I am more than half white, and none of it was consensual. White Southern men — my ancestors — took what they wanted from women they did not love, over whom they had extraordinary power, and then failed to claim their children.
What is a monument but a standing memory? An artifact to make tangible the truth of the past. My body and blood are a tangible truth of the South and its past. The black people I come from were owned by the white people I come from. The white people I come from fought and died for their Lost Cause. And I ask you now, who dares to tell me to celebrate them? Who dares to ask me to accept their mounted pedestals?
You cannot dismiss me as someone who doesn’t understand. You cannot say it wasn’t my family members who fought and died. My blackness does not put me on the other side of anything. It puts me squarely at the heart of the debate. I don’t just come from the South. I come from Confederates. I’ve got rebel-gray blue blood coursing my veins. My great-grandfather Will was raised with the knowledge that Edmund Pettus was his father. Pettus, the storied Confederate general, the grand dragon of the Ku Klux Klan, the man for whom Selma’s Bloody Sunday Bridge is named. So I am not an outsider who makes these demands. I am a great-great-granddaughter.
So far as I am concerned, Professor Williams has said the last thing that needs to be said on this topic. There is no defense, no excuse, for the public display of Confederate monuments. The Confederates were traitors who sought to defend the institution of slavery in a country that had the temerity to speak of freedom and liberty.

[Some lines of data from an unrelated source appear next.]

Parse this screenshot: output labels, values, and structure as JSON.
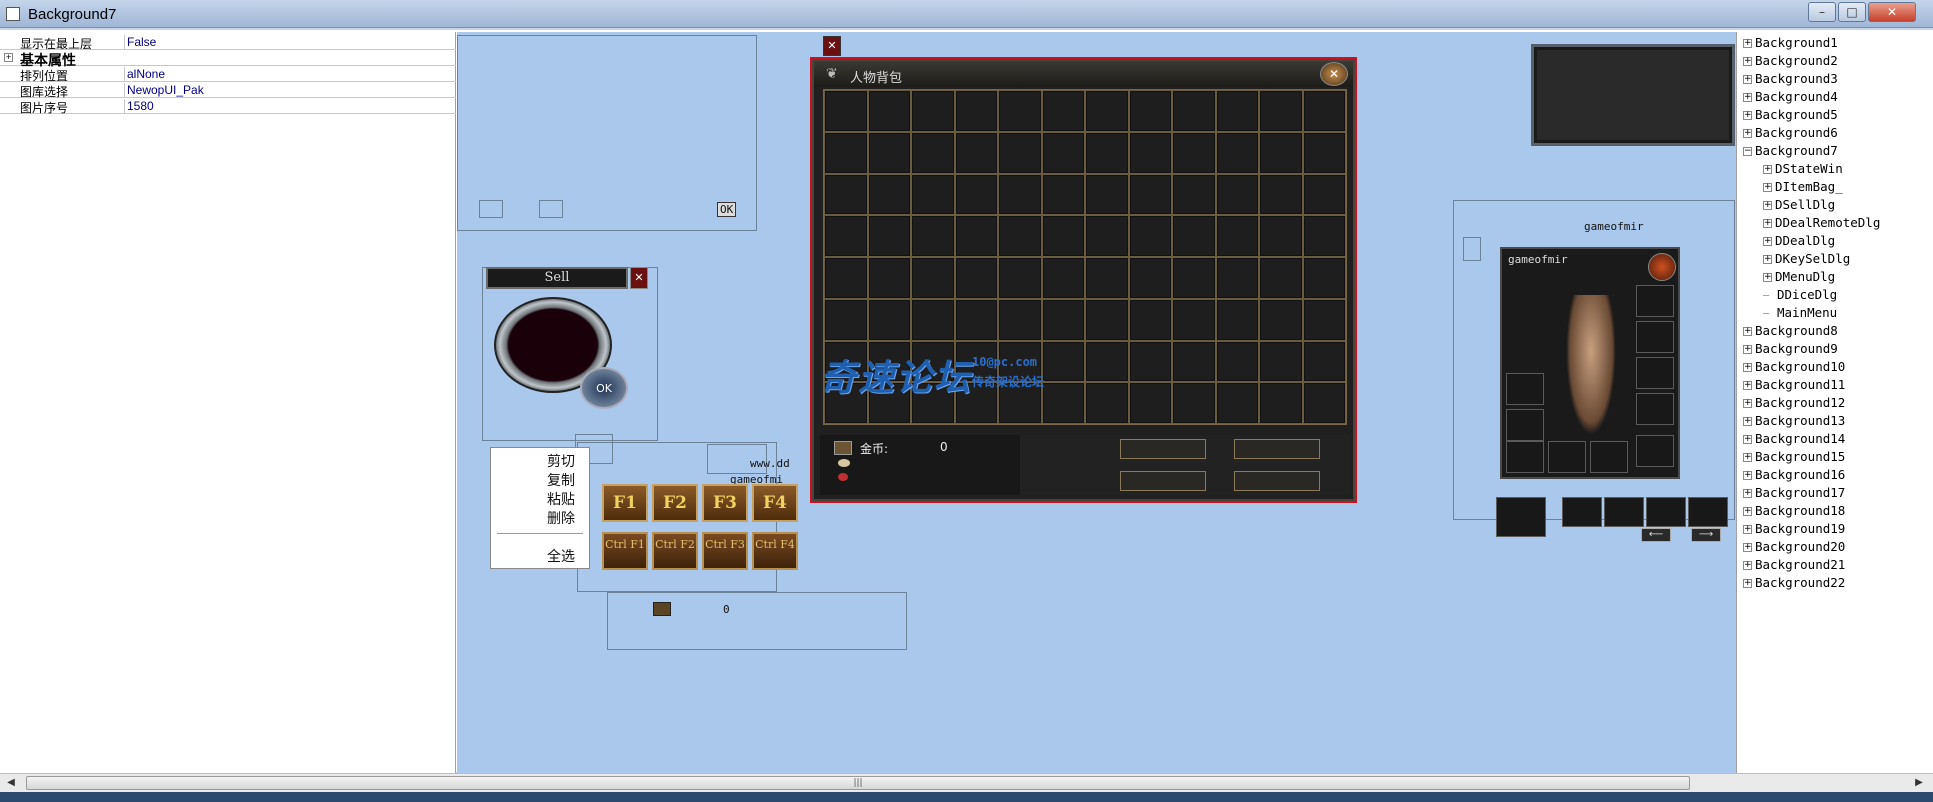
{
  "window": {
    "title": "Background7",
    "min": "–",
    "max": "□",
    "close": "✕"
  },
  "props": {
    "rows": [
      {
        "name": "显示在最上层",
        "value": "False"
      },
      {
        "name": "基本属性",
        "value": ""
      },
      {
        "name": "排列位置",
        "value": "alNone"
      },
      {
        "name": "图库选择",
        "value": "NewopUI_Pak"
      },
      {
        "name": "图片序号",
        "value": "1580"
      }
    ],
    "expand": "+"
  },
  "designer": {
    "ok_label": "OK",
    "sell_title": "Sell",
    "sell_ok": "OK",
    "close_x": "✕",
    "www_text": "www.dd",
    "gameofmir_small": "gameofmi",
    "char_header": "gameofmir",
    "gold_small_value": "0",
    "context_menu": [
      "剪切",
      "复制",
      "粘贴",
      "删除",
      "全选"
    ],
    "fkeys": [
      "F1",
      "F2",
      "F3",
      "F4"
    ],
    "ctrlkeys": [
      "Ctrl F1",
      "Ctrl F2",
      "Ctrl F3",
      "Ctrl F4"
    ],
    "bag": {
      "title": "人物背包",
      "gold_label": "金币:",
      "gold_value": "0"
    },
    "watermark": {
      "main": "奇速论坛",
      "site": "10@pc.com",
      "sub": "传奇架设论坛"
    },
    "charwin": {
      "name": "gameofmir"
    }
  },
  "tree": {
    "items": [
      {
        "label": "Background1",
        "sign": "+",
        "level": 0
      },
      {
        "label": "Background2",
        "sign": "+",
        "level": 0
      },
      {
        "label": "Background3",
        "sign": "+",
        "level": 0
      },
      {
        "label": "Background4",
        "sign": "+",
        "level": 0
      },
      {
        "label": "Background5",
        "sign": "+",
        "level": 0
      },
      {
        "label": "Background6",
        "sign": "+",
        "level": 0
      },
      {
        "label": "Background7",
        "sign": "−",
        "level": 0
      },
      {
        "label": "DStateWin",
        "sign": "+",
        "level": 1
      },
      {
        "label": "DItemBag_",
        "sign": "+",
        "level": 1
      },
      {
        "label": "DSellDlg",
        "sign": "+",
        "level": 1
      },
      {
        "label": "DDealRemoteDlg",
        "sign": "+",
        "level": 1
      },
      {
        "label": "DDealDlg",
        "sign": "+",
        "level": 1
      },
      {
        "label": "DKeySelDlg",
        "sign": "+",
        "level": 1
      },
      {
        "label": "DMenuDlg",
        "sign": "+",
        "level": 1
      },
      {
        "label": "DDiceDlg",
        "sign": "",
        "level": 1
      },
      {
        "label": "MainMenu",
        "sign": "",
        "level": 1
      },
      {
        "label": "Background8",
        "sign": "+",
        "level": 0
      },
      {
        "label": "Background9",
        "sign": "+",
        "level": 0
      },
      {
        "label": "Background10",
        "sign": "+",
        "level": 0
      },
      {
        "label": "Background11",
        "sign": "+",
        "level": 0
      },
      {
        "label": "Background12",
        "sign": "+",
        "level": 0
      },
      {
        "label": "Background13",
        "sign": "+",
        "level": 0
      },
      {
        "label": "Background14",
        "sign": "+",
        "level": 0
      },
      {
        "label": "Background15",
        "sign": "+",
        "level": 0
      },
      {
        "label": "Background16",
        "sign": "+",
        "level": 0
      },
      {
        "label": "Background17",
        "sign": "+",
        "level": 0
      },
      {
        "label": "Background18",
        "sign": "+",
        "level": 0
      },
      {
        "label": "Background19",
        "sign": "+",
        "level": 0
      },
      {
        "label": "Background20",
        "sign": "+",
        "level": 0
      },
      {
        "label": "Background21",
        "sign": "+",
        "level": 0
      },
      {
        "label": "Background22",
        "sign": "+",
        "level": 0
      }
    ]
  },
  "scroll": {
    "left": "◀",
    "right": "▶",
    "grip": "|||"
  },
  "colors": {
    "designer_bg": "#a9c8ec",
    "selection": "#d01020",
    "bag_bg": "#202020"
  }
}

As a white man in America, while my family has boasted many scholars, scientists, and pastors, I cannot dare speak of that fact without also apologizing for the undeniable fact that my blood lines also contain slave owners, slave traders, and very probably slave rapists and while there is no way to go back in time and undo those tragic, unjust, criminal and immoral events, there is no way that any self-respecting white person in the country should not be the first in line to hold the rope that pulls down the Confederate monuments.
Their history of human chattel slavery, physical abuse and undeniable rape is a part of our history, but it is a part for which we must apologize and seek to amend.
It is interesting, isn’t it, that when we object to police shooting unarmed black men in the back that people think that we are being critical of the police in general. Is shooting unarmed black men so much a part of policing that people seriously can’t separate the two? I mean, what would policing be if you took away the part about shooting unarmed black men in the back? The fact that people cannot seem to imagine objecting to police over use of lethal force without objecting to police entirely is why we have to make some deep cultural changes. It means that we change the way we talk. . . when someone says “black lives matter,” don’t ever reply with some inane, “blue lives matter” or worse yet, “all lives matter.” If someone tells you that their mother just died, do you correct them and say “All mothers die?” We announce that black lives matter because that has not been clear through the past 400 years of American history.
And we pull down Confederate monuments because while the Confederacy is a part of our heritage, it is a part of our history in the same way that Nazis and the holocaust are a part of German history and while there may be some right wing German groups that would love to put up statues of history, the German people know to keep telling those racist nuts to sit down and shut up.
So, in that spirit, all that is left to say to those among us who still want to defend Confederate flags, monuments, and names, let me say this in the nicest way that I know how:
And if telling you to sit down and shut up doesn’t sound all that nice, let me invite you to imagine what I might have said if we were not in church. This case, men and women, is closed.
Rev. Roger L. Ray